So while we’re busy fighting the system about police brutally and violence against us how to we justify that we will not tolerate the outsiders’ total disrespect and disregard for our lives when we have failed to teach our youth to respect themselves.
Gangs are not new, rivalry is not new. But how we deal with it as a community is new. We don’t speak up any more when we see children doing wrong or misbehaving. And yes, I hear you. I know that you don’t because the parents’ response is not what it used to be when we were a community–back when we understood that we were extended family. That was when folks called each other ‘Brother’ and ‘sister’ before the Black power movement but rather it was a derivative of the church.
After the Civil Rights Movement and the more militant movement of Black Power we still
embraced one another as extended family. You were my brother , my sister and I was my brother’s keeper. We understood that we were in it together. We understood that it took a village to raise a child and it was taken very seriously.
All eyes were always on us. It may have been strenuous but we knew we were loved and cared about. As community each child represented the community and was our responsibility. So you/we were every body’s business. A Baby Doe would never have existed back then. Everyone knew their neighbor, their neighbor’s children, and their families. So if anyone went missing it would have been reported.
The pain of losing a child, a father, a brother, a nephew, a cousin, a husband, a friend, a sister and so on is too much under the circumstances of terror.
We experience terror from the system and within our own communities against us by us. This is the stress that also helps to sent us to an early grave. It is distracting and influences the attitude of our youth who imagine that there is no future. The rise of suicide has risen in the Black community where at one time we could boast that we did not kill ourselves. It’s true, I just spoke to a woman who shared that her daughter killed herself, as did her godson this past summer and a neighbor’s 9 year old then killed himself.

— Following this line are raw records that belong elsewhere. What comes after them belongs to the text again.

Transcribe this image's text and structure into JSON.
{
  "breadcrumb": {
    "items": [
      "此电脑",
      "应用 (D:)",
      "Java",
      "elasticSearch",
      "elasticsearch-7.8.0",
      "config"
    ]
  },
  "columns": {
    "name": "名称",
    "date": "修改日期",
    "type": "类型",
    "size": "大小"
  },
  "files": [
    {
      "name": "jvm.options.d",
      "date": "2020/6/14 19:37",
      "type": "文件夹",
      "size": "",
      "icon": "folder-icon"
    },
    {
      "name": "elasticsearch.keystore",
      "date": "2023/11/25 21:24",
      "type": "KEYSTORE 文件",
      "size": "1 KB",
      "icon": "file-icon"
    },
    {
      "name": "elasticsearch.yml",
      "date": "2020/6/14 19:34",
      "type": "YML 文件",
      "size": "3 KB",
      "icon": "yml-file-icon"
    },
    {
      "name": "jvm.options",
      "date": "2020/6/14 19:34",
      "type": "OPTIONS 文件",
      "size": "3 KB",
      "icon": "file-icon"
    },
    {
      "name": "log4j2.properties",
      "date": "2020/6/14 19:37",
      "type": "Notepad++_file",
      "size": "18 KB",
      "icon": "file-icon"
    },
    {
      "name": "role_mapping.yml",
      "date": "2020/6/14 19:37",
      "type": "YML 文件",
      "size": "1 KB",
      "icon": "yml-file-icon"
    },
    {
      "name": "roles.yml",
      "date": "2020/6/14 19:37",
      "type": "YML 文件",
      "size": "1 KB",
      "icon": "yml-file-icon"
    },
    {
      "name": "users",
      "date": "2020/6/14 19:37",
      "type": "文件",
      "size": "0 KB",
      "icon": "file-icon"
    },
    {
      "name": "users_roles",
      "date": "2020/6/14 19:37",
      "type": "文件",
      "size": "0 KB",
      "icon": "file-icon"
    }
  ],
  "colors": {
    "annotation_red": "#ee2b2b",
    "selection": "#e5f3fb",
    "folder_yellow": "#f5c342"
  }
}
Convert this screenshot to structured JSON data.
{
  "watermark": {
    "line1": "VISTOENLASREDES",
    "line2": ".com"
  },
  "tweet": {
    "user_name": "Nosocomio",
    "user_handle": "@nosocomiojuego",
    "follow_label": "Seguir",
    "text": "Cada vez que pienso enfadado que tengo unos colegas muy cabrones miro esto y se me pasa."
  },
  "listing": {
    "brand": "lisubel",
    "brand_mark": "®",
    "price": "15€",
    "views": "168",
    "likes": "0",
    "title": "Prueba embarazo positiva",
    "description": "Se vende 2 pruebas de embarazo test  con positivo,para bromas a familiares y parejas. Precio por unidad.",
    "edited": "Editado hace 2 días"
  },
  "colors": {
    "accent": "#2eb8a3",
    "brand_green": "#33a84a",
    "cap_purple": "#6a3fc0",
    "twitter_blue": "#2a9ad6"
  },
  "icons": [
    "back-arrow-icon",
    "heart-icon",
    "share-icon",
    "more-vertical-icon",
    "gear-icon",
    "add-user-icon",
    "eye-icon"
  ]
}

So what do we do? Do we sit around and pretend that we will wake up one morning and the problems will magically go away? Or do we come together and have that conversation? We have to raise the questions about what to do about it. White folks had the conversation. And they decided to move the banging terrorist out of the inner urban cities. They have cast them out, retaken their cities and sent the riffraff to the suburbs, prison or the downward spiral of homelessness.
There’s so much to be said, so much to be fixed, so much to be done. And trust me I really thought that we’d be further along. But it is what it is. Where do we go from here, what do we do? I’ll tell you this it won’t be said, it won’t get fixed, and it won’t be done if we don’t begin.
Even if you start out small it makes a difference. Envision just a few families gather to meet, to establish their concerns. From there you can invite, and or collaborate with the Church, the aldermanic offices, the police and take to task step by step what has to be done to make a change in our communities.
Last week I said, we have to get back to knowing our next-door neighbors and the ones down the street too, well I’m saying it again. We have to be the change otherwise we are just as much a contributor to the problem as are the actual instigators. I said we have to accept responsibility for our communities. Each adult has to be invested in the community.
Being silent and avoiding the violent has not worked. So let’s commit to change first and then move on from there. Let’s dare to confront the issues and concerns that plague our people.